Governor Abbott won 4,424,776 votes, a record amount for a Texas governor.
But he didn’t receive the most votes on election night in Texas.
Incumbent Republican state Supreme Court Justice Rebeca Huddle won the most votes, 4,518,207.
Seven other Republican lawmakers statewide received more votes than Abbott.
In the race for lieutenant governor, Dan Patrick won 4,305,731 votes, beating Mike Collier by 11 percentage points, 54% to 43%.
Attorney General Ken Paxton received 4,267,081 votes, beating Rochelle Garza by nine percentage points, 53% to 44%.
Paxton warned Plano fans Tuesday night not to let their guard down: “The fight isn’t over. They’re gonna keep chasing me. They’re gonna keep chasing after Texas. They’re gonna keep coming after Republicans in the country and we can’t let them win.”
In Houston, Garza said Democrats shouldn’t give up, “Texas is worth investing in. And there’s momentum and support for the issues we’ve focused this campaign on.”
During his campaign, Garza has been highly critical of Paxton’s legal troubles, much as his Republican opponents did in the primary earlier this year.
He faces trial on 2015 state criminal fraud charges and separate corruption allegations made by former top lieutenants in his office.
Paxton has repeatedly denied any wrongdoing in either case.
Blank said if Democrats made ethics an issue, it didn’t matter to most voters.
“The idea was that this race might be a little different from the others, but ultimately it was more of an idea than a reality,” Blank said. “Rochelle Garza, at the end of the day, however attractive a candidate she may have been, was still a Democratic candidate in Texas who started the race without name recognition.”
While the governor has won Tarrant, Collin and Denton counties, his margins of victory there have all shrunk from 2018, and he’s lost by a bigger margin in Dallas County than four years ago. year.
Governor Abbott’s campaign team told reporters Wednesday morning that it still has work to do to bolster its infrastructure and support in suburban counties.
While Republicans have made gains in South Texas and said they want to build on that, the population there is much smaller than major metropolitan areas like North Texas.
Dallas has become more Democratic this year.

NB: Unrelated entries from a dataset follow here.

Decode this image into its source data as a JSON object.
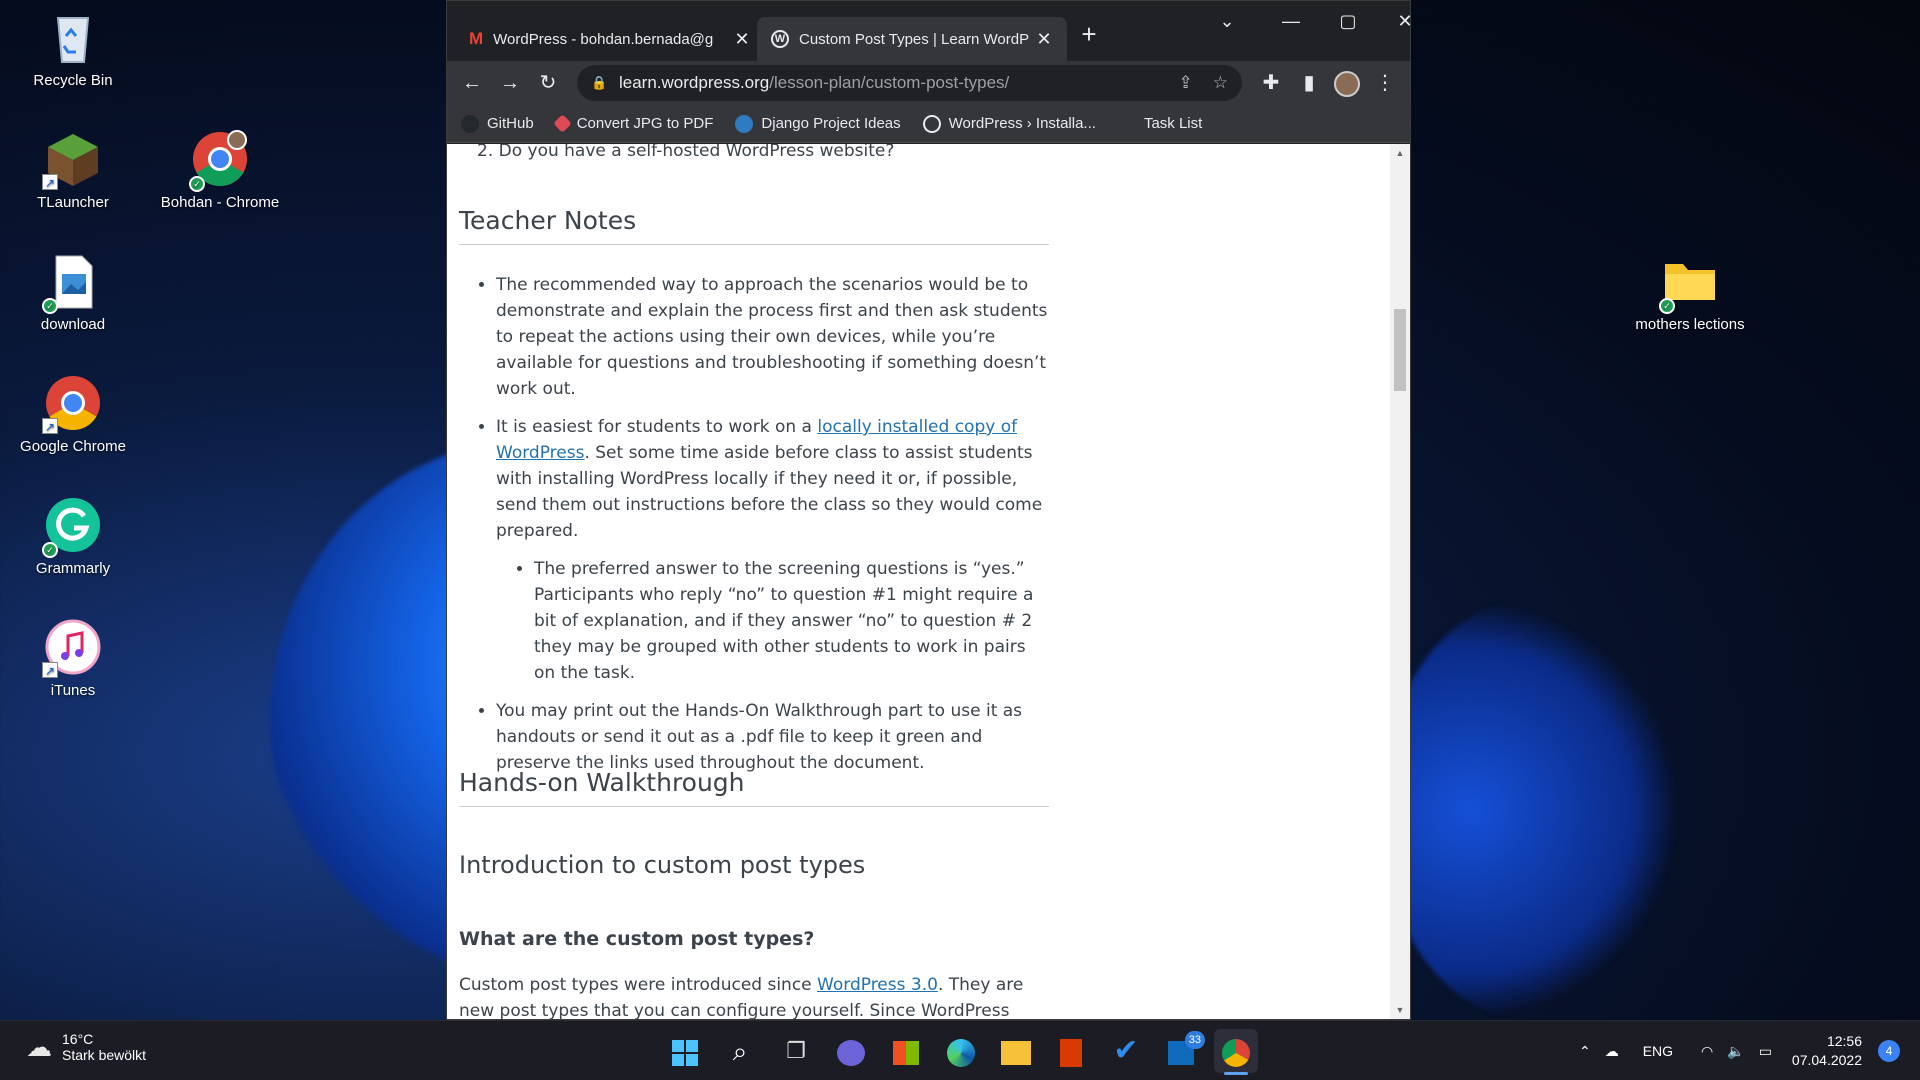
{
  "desktop": {
    "icons_left": [
      {
        "label": "Recycle Bin",
        "icon": "recycle-bin-icon"
      },
      {
        "label": "TLauncher",
        "icon": "minecraft-grass-block-icon"
      },
      {
        "label": "download",
        "icon": "image-file-icon"
      },
      {
        "label": "Google Chrome",
        "icon": "chrome-icon"
      },
      {
        "label": "Grammarly",
        "icon": "grammarly-icon"
      },
      {
        "label": "iTunes",
        "icon": "itunes-icon"
      }
    ],
    "icon_bohdan": {
      "label": "Bohdan - Chrome",
      "icon": "chrome-profile-icon"
    },
    "icon_right": {
      "label": "mothers lections",
      "icon": "folder-icon"
    }
  },
  "browser": {
    "tabs": [
      {
        "title": "WordPress - bohdan.bernada@g",
        "icon": "gmail-icon",
        "active": false
      },
      {
        "title": "Custom Post Types | Learn WordP",
        "icon": "wordpress-icon",
        "active": true
      }
    ],
    "new_tab": "+",
    "url_host": "learn.wordpress.org",
    "url_path": "/lesson-plan/custom-post-types/",
    "bookmarks": [
      {
        "label": "GitHub",
        "icon": "github-icon"
      },
      {
        "label": "Convert JPG to PDF",
        "icon": "convert-icon"
      },
      {
        "label": "Django Project Ideas",
        "icon": "django-icon"
      },
      {
        "label": "WordPress › Installa...",
        "icon": "wordpress-icon"
      },
      {
        "label": "Task List",
        "icon": "task-icon"
      }
    ]
  },
  "article": {
    "list_item_2": "2. Do you have a self-hosted WordPress website?",
    "teacher_notes_heading": "Teacher Notes",
    "note1": "The recommended way to approach the scenarios would be to demonstrate and explain the process first and then ask students to repeat the actions using their own devices, while you’re available for questions and troubleshooting if something doesn’t work out.",
    "note2_pre": "It is easiest for students to work on a ",
    "note2_link": "locally installed copy of WordPress",
    "note2_post": ". Set some time aside before class to assist students with installing WordPress locally if they need it or, if possible, send them out instructions before the class so they would come prepared.",
    "note2_sub": "The preferred answer to the screening questions is “yes.” Participants who reply “no” to question #1 might require a bit of explanation, and if they answer “no” to question # 2 they may be grouped with other students to work in pairs on the task.",
    "note3": "You may print out the Hands-On Walkthrough part to use it as handouts or send it out as a .pdf file to keep it green and preserve the links used throughout the document.",
    "walkthrough_heading": "Hands-on Walkthrough",
    "intro_heading": "Introduction to custom post types",
    "what_heading": "What are the custom post types?",
    "para_pre": "Custom post types were introduced since ",
    "para_link": "WordPress 3.0",
    "para_post": ". They are new post types that you can configure yourself. Since WordPress evolved"
  },
  "taskbar": {
    "weather_temp": "16°C",
    "weather_desc": "Stark bewölkt",
    "apps": [
      "windows-start-icon",
      "search-icon",
      "task-view-icon",
      "teams-chat-icon",
      "microsoft-store-icon",
      "edge-icon",
      "file-explorer-icon",
      "office-icon",
      "todo-icon",
      "outlook-icon",
      "chrome-icon"
    ],
    "outlook_badge": "33",
    "language": "ENG",
    "time": "12:56",
    "date": "07.04.2022",
    "notifications": "4"
  }
}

Tarrant County is Republican, but Joshua Blank said he thought it remained competitive, “It certainly depends on who’s ahead of the ticket, but it also depends on the general environment.”